St. Margaret of Antioch, Margaretting

Although I have visited numerous churches over the past months, other musical activities have imposed restraints on my time, preventing me from writing about and photographing them. One of the highlights of the last six months was my second visit to St. Michael’s Church, Stinsford. This involved a stay at Yalbury Cottage (, one of the best meals that I had all year, and a long circular walk from the cottage westwards along the Frome to the church, and tracking back round towards Puddletown Forest, taking in all of the Thomas Hardy curiosities along the way. It is wonderful that such an author can, through his poetry and novels (which are not depressing!) leave such a positive mark on this magical corner of the country, and it is heart-warming to see the church in such good repair.


Stinsford Parish Church


DSCF0977 Stinsford Ceiling

Another church, which has withstood the strong easterly winds extremely well, is one in my native Essex. One would think that St. Margaret’s Church, Margaretting, would be largely forgotten. My father and I visited on the morning of Christmas Eve. Like many churches, it was probably built near a (now absent) manor, so stands some way from the village. Moreover, the London to Norwich main line now runs between the church and the village, for which purpose a level crossing has been constructed serving only the church and the former rectory: with trains three minutes at peak time, opportunities to cross the tracks are few and far between!

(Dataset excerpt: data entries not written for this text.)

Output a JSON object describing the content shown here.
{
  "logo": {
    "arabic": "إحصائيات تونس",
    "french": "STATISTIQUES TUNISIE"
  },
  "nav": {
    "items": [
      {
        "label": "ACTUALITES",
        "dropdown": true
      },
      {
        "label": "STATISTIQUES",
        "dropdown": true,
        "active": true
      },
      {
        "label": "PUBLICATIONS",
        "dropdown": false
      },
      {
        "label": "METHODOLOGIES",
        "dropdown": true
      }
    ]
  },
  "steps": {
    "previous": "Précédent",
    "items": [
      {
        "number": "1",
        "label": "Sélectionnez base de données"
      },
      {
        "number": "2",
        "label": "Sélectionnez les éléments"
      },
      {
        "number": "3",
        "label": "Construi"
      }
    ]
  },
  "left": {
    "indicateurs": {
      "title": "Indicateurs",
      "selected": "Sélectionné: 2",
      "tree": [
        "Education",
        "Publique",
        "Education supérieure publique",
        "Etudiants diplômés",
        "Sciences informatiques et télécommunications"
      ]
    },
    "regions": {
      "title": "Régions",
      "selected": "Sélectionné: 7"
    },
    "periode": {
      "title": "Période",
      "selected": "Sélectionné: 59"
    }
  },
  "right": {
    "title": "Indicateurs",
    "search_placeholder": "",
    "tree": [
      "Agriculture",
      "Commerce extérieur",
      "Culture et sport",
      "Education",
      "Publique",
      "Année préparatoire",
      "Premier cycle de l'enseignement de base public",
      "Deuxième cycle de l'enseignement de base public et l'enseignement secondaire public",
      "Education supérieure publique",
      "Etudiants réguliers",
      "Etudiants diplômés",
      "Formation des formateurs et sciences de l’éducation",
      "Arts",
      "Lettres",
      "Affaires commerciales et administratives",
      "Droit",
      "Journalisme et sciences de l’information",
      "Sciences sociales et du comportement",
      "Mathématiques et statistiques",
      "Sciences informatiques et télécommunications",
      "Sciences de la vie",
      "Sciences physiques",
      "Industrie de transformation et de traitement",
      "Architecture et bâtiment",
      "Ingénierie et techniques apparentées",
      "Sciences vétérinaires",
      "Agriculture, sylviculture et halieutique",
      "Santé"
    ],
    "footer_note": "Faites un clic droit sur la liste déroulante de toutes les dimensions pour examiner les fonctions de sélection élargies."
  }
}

St. Margaret’s from the south

Before you do so, collect the key from the cottage on the left (1 Margaretting Hall Cottages) before the crossing. The key is a fantastic article in itself. On entering the church, all the sounds of the A12 disappear and you are plunged into stillness and peace (with the occasional rumble of the Norwich Express). Beyond the quire screen, the east wall immediately grabs your attention. Such intricacy of detail is rarely seen, and it is covered in pargetting (as Simon Jenkins says, more common on cottages than in churches): here are the Magi paying homage to Christ (I recently enjoyed this article on the subject).


The wooden ceiling of the quire and the nave on the north and south aisles are beautiful and in incredible condition. The east end is, as is regrettably common in churches associated with former landowners, adorned with plaques to the fallen of the 1st and 2nd World Wars. What is apparent from these, however, is the bustle of the church’s community over the last century. One plaque is dedicated to a former Scout Leader, Organist and Choir Master, and another to a former chorister, killed towards the end of WWII. Inscriptions at the back of church show a run of vicars from 1328 until the present day, and the church is still very much alive. The Christmas Crib is immaculate, the tree ornate, the organ, built under the famous wooden tower, giving the appearance of tuning and care, and wooden development in the south porch showing a love from the community and optimism for the future. I have learnt from subsequent research, that this porch has won a design award from the diocese of Chelmsford.


Scout Leader, Organist and Choirmaster (with my father’s reflection…)


The south porch

The winter sun was streaming in through the south-facing windows. I have no doubt that there would be a caring congregation in attendance at the 11.30pm midnight mass.

Ring out old shapes of foul disease,

Ring out the narrowing lust of gold;

Ring out the thousand wars of old,

Ring in the thousand years of peace.


Ring in the valiant man and free,

The larger heart the kindlier hand;

Ring out the darkness of the land,

Ring in the Christ that is to be.

(Tennyson, In Memoriam)

Happy Christmas to all!


Weak winter light streams in through the windows


The crib


Festive flowers


View from the tranquil churchyard